> **Task goal**: Go to the line containing "Parse this screenshot: output" and return it and each line after it exactly, through the end of the data below, and nothing more.

(Beginning of Source data)

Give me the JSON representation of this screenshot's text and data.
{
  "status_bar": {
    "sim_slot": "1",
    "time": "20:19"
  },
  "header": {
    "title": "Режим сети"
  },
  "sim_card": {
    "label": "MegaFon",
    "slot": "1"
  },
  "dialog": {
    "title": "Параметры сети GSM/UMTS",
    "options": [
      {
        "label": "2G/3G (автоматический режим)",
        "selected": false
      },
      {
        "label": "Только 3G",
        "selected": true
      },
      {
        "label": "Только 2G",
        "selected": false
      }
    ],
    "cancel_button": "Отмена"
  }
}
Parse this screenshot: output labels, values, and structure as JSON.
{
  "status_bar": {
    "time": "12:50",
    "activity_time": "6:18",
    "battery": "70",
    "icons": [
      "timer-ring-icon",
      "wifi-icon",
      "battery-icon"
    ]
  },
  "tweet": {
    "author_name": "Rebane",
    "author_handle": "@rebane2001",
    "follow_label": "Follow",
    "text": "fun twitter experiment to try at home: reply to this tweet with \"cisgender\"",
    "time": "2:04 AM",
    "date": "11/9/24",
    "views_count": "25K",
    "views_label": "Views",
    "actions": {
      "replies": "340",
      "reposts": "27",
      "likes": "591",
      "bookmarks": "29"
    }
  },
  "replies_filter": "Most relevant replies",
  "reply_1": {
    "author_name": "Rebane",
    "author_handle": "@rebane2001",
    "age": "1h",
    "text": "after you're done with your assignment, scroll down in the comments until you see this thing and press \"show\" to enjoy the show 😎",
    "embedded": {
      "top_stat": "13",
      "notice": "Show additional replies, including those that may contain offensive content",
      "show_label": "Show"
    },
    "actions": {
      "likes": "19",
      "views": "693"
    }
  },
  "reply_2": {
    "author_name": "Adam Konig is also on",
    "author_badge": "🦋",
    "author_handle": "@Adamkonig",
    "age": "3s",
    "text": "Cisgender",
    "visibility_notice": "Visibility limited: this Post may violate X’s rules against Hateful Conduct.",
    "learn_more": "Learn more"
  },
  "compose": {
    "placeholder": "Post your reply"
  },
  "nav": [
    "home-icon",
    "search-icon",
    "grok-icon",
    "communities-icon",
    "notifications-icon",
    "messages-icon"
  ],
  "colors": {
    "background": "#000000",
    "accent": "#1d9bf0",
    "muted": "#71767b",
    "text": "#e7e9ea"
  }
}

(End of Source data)

> **Answer box**:
Parse this screenshot: output labels, values, and structure as JSON.
{
  "status_bar": {
    "time": "12:50",
    "activity_time": "6:18",
    "battery": "70",
    "icons": [
      "timer-ring-icon",
      "wifi-icon",
      "battery-icon"
    ]
  },
  "tweet": {
    "author_name": "Rebane",
    "author_handle": "@rebane2001",
    "follow_label": "Follow",
    "text": "fun twitter experiment to try at home: reply to this tweet with \"cisgender\"",
    "time": "2:04 AM",
    "date": "11/9/24",
    "views_count": "25K",
    "views_label": "Views",
    "actions": {
      "replies": "340",
      "reposts": "27",
      "likes": "591",
      "bookmarks": "29"
    }
  },
  "replies_filter": "Most relevant replies",
  "reply_1": {
    "author_name": "Rebane",
    "author_handle": "@rebane2001",
    "age": "1h",
    "text": "after you're done with your assignment, scroll down in the comments until you see this thing and press \"show\" to enjoy the show 😎",
    "embedded": {
      "top_stat": "13",
      "notice": "Show additional replies, including those that may contain offensive content",
      "show_label": "Show"
    },
    "actions": {
      "likes": "19",
      "views": "693"
    }
  },
  "reply_2": {
    "author_name": "Adam Konig is also on",
    "author_badge": "🦋",
    "author_handle": "@Adamkonig",
    "age": "3s",
    "text": "Cisgender",
    "visibility_notice": "Visibility limited: this Post may violate X’s rules against Hateful Conduct.",
    "learn_more": "Learn more"
  },
  "compose": {
    "placeholder": "Post your reply"
  },
  "nav": [
    "home-icon",
    "search-icon",
    "grok-icon",
    "communities-icon",
    "notifications-icon",
    "messages-icon"
  ],
  "colors": {
    "background": "#000000",
    "accent": "#1d9bf0",
    "muted": "#71767b",
    "text": "#e7e9ea"
  }
}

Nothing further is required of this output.